The proper technique is very important when it comes to making matcha taste good.
When you see a matcha prepared by an expert, you will notice a beautiful light green foam on top, which gives the tea a smoother and creamier texture.
This is perfected through proper whisking technique, and if you want to make your own foam, you want to move the whisk in rapid zigzag motions using your wrist.
This will take some time to perfect, but once you get good at it you should be able to get the top foam down in a matter of seconds.
Be cautious while flavoring matcha
In general, it is recommended that you don’t add any sort of flavor to your matcha. Matcha has a very strong flavor to it and it can clash with many additives. If you were to use cocoa powder on your matcha for example, the flavors would really not work well together.
If you really have to add something to your matcha tea (which we recommend you dont) use something sweet and neutral like white chocolate and eat it on the side. This will help to smooth out the bitterness, without conflicting with the flavor of the tea.
Be careful with sweetening matcha
Some people may want to give up on how to make matcha taste good and just load it up with sugar. This defeats the point of drinking the matcha tea, and you really miss out on a lot of the unique flavors. Matcha has a very subtle natural sweetness to it and a fresh vegetal astringency. A lot of this nuance is lost as soon as you add sugar.

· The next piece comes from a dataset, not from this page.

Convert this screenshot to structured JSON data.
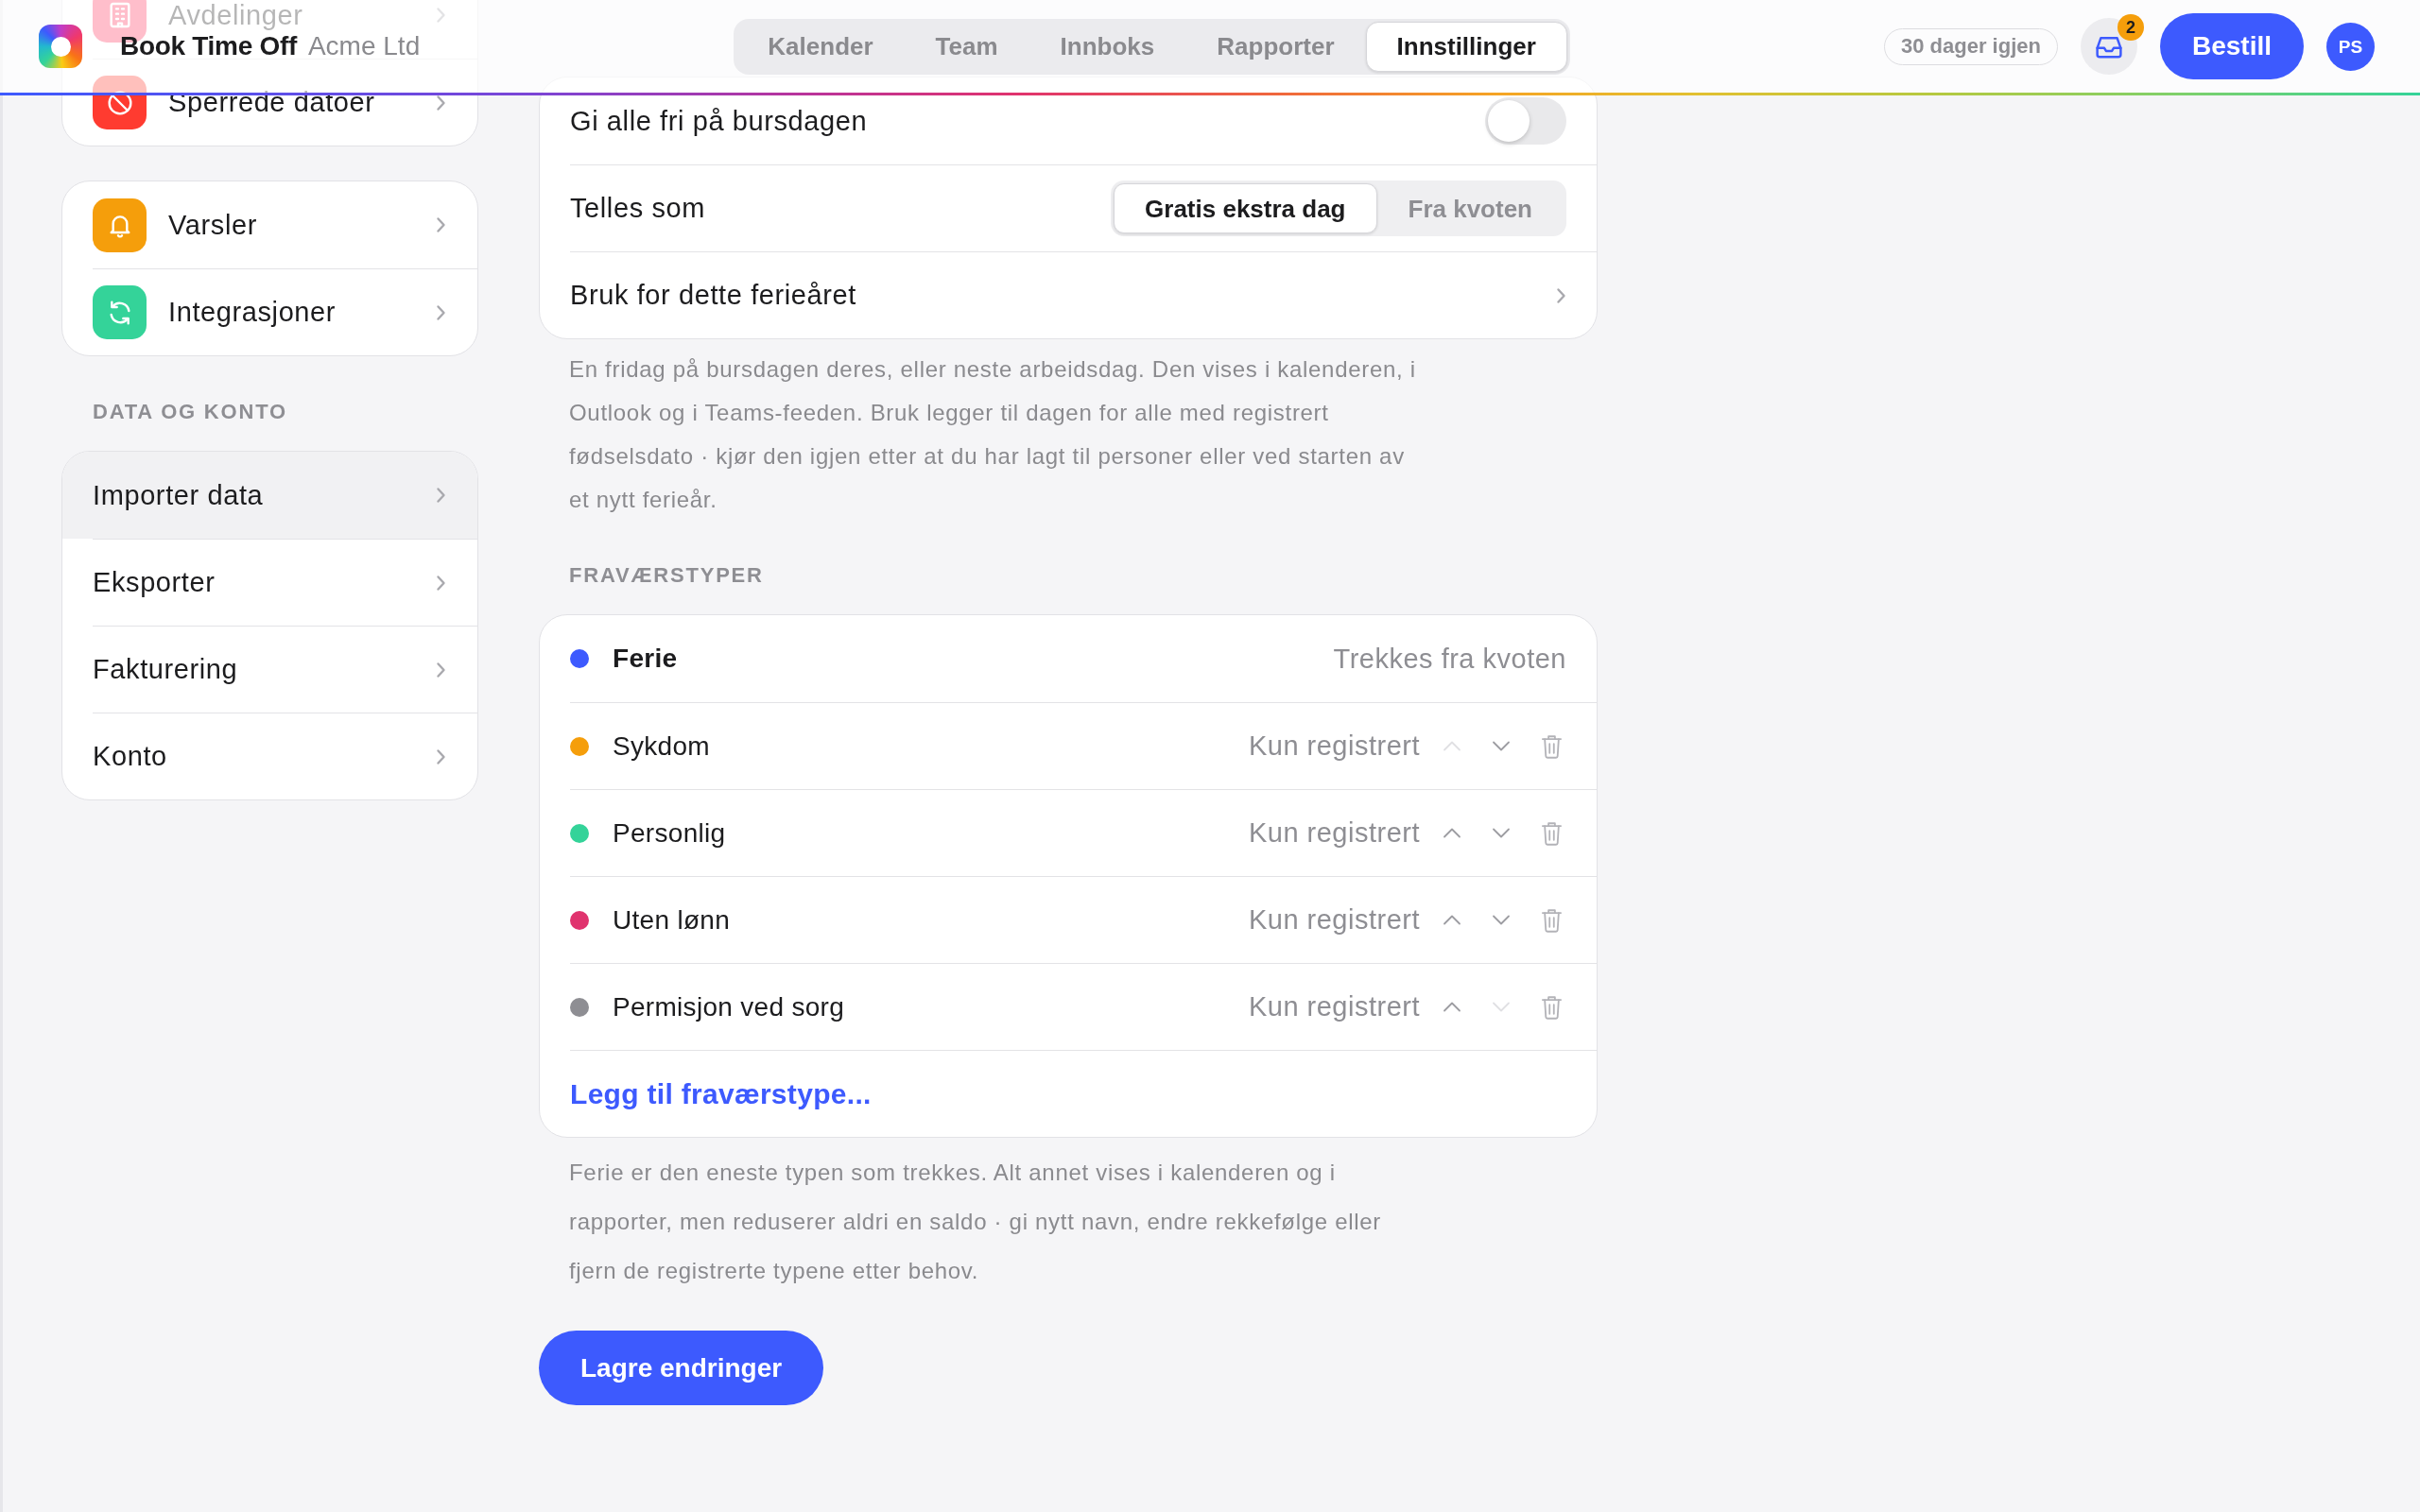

Even if you are drinking matcha for the health benefits and not the taste, a lot of those are canceled out by the sugar as well, so it is best to simply avoid it.
Of course this guide to how to make matcha taste good would not be complete without some mention of practice. This not only pertains to the whisking of the tea, but also everything else as well. After much experimentation, you will start to learn what works and what doesn’t. Of course you will fail a lot along the way, but that is part of the journey! Given enough time, you should be able to make your own matcha bowls just like a pro, and you won’t even have to put much thought into it.
What are the steps to make matcha taste good
There are two different styles of matcha preparation, both of which can be used in the Japanese tea ceremony. The first is more common and that is usucha or thin tea. The second is used in special tea ceremonies and that is koicha or thick matcha. Once you master these two styles of preparation, you can start to add in some of the tips you learned on how to make matcha taste good.
How to Prepare Usucha ("thin tea")
- Step 1: Place the sifter on top of a bowl
- Step 2: Add 1 teaspoon of matcha to the sifter
- Step 3: Push the powder through the sifter to get rid of the clumps
- Step 4: Add just enough water to the bowl to form a paste (this makes it even easier to make sure there are no clumps)
- Step 5: Add 2oz of water to the bowl (85 degrees C)
- Step 6: Whisk the tea. Start by clearing off the sides and then whisk to create a foam.
How to Prepare Koicha ("thick tea")
- Step 1: Place the sifter on top of a bowl
- Step 2: Add 2 teaspoons of matcha to the sifter
- Step 3: Push the powder through the sifter to get rid of the clumps
- Step 4: Add 2oz of water to the bowl (85 degrees C)
- Step 5: Mix the powder and water together in the bowl until a thick paste is created. Make sure you completely scrape of the sides of the bowl.
- Step 6: Drink the matcha paste
Choosing a Matcha
After traveling around Japan for the past few years, we’ve met dozens of different tea farmers and sampled hundreds of different matcha teas. We came up with a list of our 21 favorite matcha teas and put them together into our matcha tea sampler. These teas are made in different regions, by different farmers and from different tea plant varietals. If you really want to take a deep dive and expand your palate for matcha, this is the place to do it.
I hope you have all enjoyed this article on how to make matcha taste good. Hopefully now you have all you need to start recreating your own tea ceremonies at home. If you have any matcha questions, please feel free to leave them in the comments below. Until then, we’ll see you next time.